Return the listing below exactly. Leave its pictures out.

RECORDS SUPPLIED START

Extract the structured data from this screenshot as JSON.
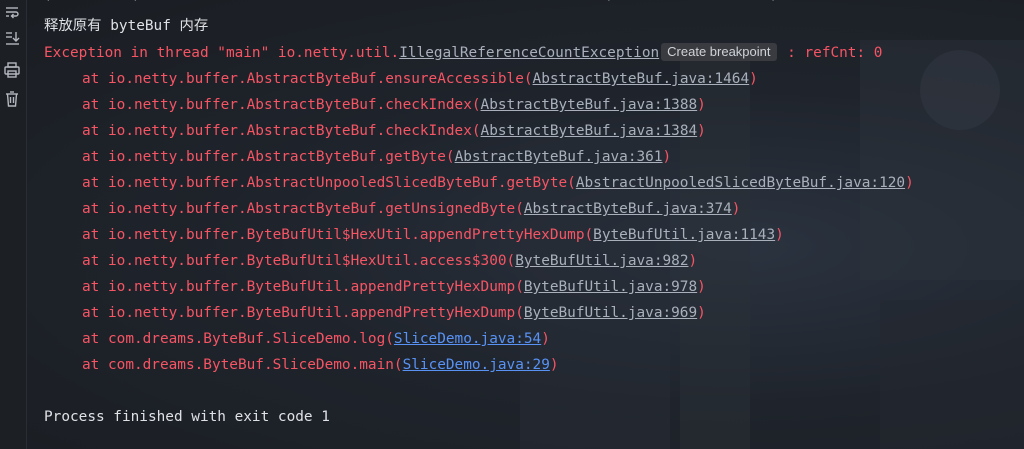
{
  "gutter": {
    "icons": [
      "soft-wrap-icon",
      "scroll-to-end-icon",
      "print-icon",
      "clear-all-icon"
    ]
  },
  "console": {
    "top_rule": "+--------+------------------------------------------------+----------------+",
    "info_line": "释放原有 byteBuf 内存",
    "exception": {
      "prefix": "Exception in thread \"main\" io.netty.util.",
      "class_link": "IllegalReferenceCountException",
      "breakpoint_label": "Create breakpoint",
      "suffix": " : refCnt: 0"
    },
    "frames": [
      {
        "method": "at io.netty.buffer.AbstractByteBuf.ensureAccessible(",
        "link": "AbstractByteBuf.java:1464",
        "close": ")"
      },
      {
        "method": "at io.netty.buffer.AbstractByteBuf.checkIndex(",
        "link": "AbstractByteBuf.java:1388",
        "close": ")"
      },
      {
        "method": "at io.netty.buffer.AbstractByteBuf.checkIndex(",
        "link": "AbstractByteBuf.java:1384",
        "close": ")"
      },
      {
        "method": "at io.netty.buffer.AbstractByteBuf.getByte(",
        "link": "AbstractByteBuf.java:361",
        "close": ")"
      },
      {
        "method": "at io.netty.buffer.AbstractUnpooledSlicedByteBuf.getByte(",
        "link": "AbstractUnpooledSlicedByteBuf.java:120",
        "close": ")"
      },
      {
        "method": "at io.netty.buffer.AbstractByteBuf.getUnsignedByte(",
        "link": "AbstractByteBuf.java:374",
        "close": ")"
      },
      {
        "method": "at io.netty.buffer.ByteBufUtil$HexUtil.appendPrettyHexDump(",
        "link": "ByteBufUtil.java:1143",
        "close": ")"
      },
      {
        "method": "at io.netty.buffer.ByteBufUtil$HexUtil.access$300(",
        "link": "ByteBufUtil.java:982",
        "close": ")"
      },
      {
        "method": "at io.netty.buffer.ByteBufUtil.appendPrettyHexDump(",
        "link": "ByteBufUtil.java:978",
        "close": ")"
      },
      {
        "method": "at io.netty.buffer.ByteBufUtil.appendPrettyHexDump(",
        "link": "ByteBufUtil.java:969",
        "close": ")"
      },
      {
        "method": "at com.dreams.ByteBuf.SliceDemo.log(",
        "link": "SliceDemo.java:54",
        "close": ")"
      },
      {
        "method": "at com.dreams.ByteBuf.SliceDemo.main(",
        "link": "SliceDemo.java:29",
        "close": ")"
      }
    ],
    "process_finished": "Process finished with exit code 1"
  },
  "colors": {
    "error": "#f75464",
    "library_link": "#a9b0bb",
    "source_link": "#5892f5",
    "text": "#dfe1e5",
    "background": "#1e2024"
  }
}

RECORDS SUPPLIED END

--- RESPONSE BOX ---
Extract the structured data from this screenshot as JSON.
{
  "gutter": {
    "icons": [
      "soft-wrap-icon",
      "scroll-to-end-icon",
      "print-icon",
      "clear-all-icon"
    ]
  },
  "console": {
    "top_rule": "+--------+------------------------------------------------+----------------+",
    "info_line": "释放原有 byteBuf 内存",
    "exception": {
      "prefix": "Exception in thread \"main\" io.netty.util.",
      "class_link": "IllegalReferenceCountException",
      "breakpoint_label": "Create breakpoint",
      "suffix": " : refCnt: 0"
    },
    "frames": [
      {
        "method": "at io.netty.buffer.AbstractByteBuf.ensureAccessible(",
        "link": "AbstractByteBuf.java:1464",
        "close": ")"
      },
      {
        "method": "at io.netty.buffer.AbstractByteBuf.checkIndex(",
        "link": "AbstractByteBuf.java:1388",
        "close": ")"
      },
      {
        "method": "at io.netty.buffer.AbstractByteBuf.checkIndex(",
        "link": "AbstractByteBuf.java:1384",
        "close": ")"
      },
      {
        "method": "at io.netty.buffer.AbstractByteBuf.getByte(",
        "link": "AbstractByteBuf.java:361",
        "close": ")"
      },
      {
        "method": "at io.netty.buffer.AbstractUnpooledSlicedByteBuf.getByte(",
        "link": "AbstractUnpooledSlicedByteBuf.java:120",
        "close": ")"
      },
      {
        "method": "at io.netty.buffer.AbstractByteBuf.getUnsignedByte(",
        "link": "AbstractByteBuf.java:374",
        "close": ")"
      },
      {
        "method": "at io.netty.buffer.ByteBufUtil$HexUtil.appendPrettyHexDump(",
        "link": "ByteBufUtil.java:1143",
        "close": ")"
      },
      {
        "method": "at io.netty.buffer.ByteBufUtil$HexUtil.access$300(",
        "link": "ByteBufUtil.java:982",
        "close": ")"
      },
      {
        "method": "at io.netty.buffer.ByteBufUtil.appendPrettyHexDump(",
        "link": "ByteBufUtil.java:978",
        "close": ")"
      },
      {
        "method": "at io.netty.buffer.ByteBufUtil.appendPrettyHexDump(",
        "link": "ByteBufUtil.java:969",
        "close": ")"
      },
      {
        "method": "at com.dreams.ByteBuf.SliceDemo.log(",
        "link": "SliceDemo.java:54",
        "close": ")"
      },
      {
        "method": "at com.dreams.ByteBuf.SliceDemo.main(",
        "link": "SliceDemo.java:29",
        "close": ")"
      }
    ],
    "process_finished": "Process finished with exit code 1"
  },
  "colors": {
    "error": "#f75464",
    "library_link": "#a9b0bb",
    "source_link": "#5892f5",
    "text": "#dfe1e5",
    "background": "#1e2024"
  }
}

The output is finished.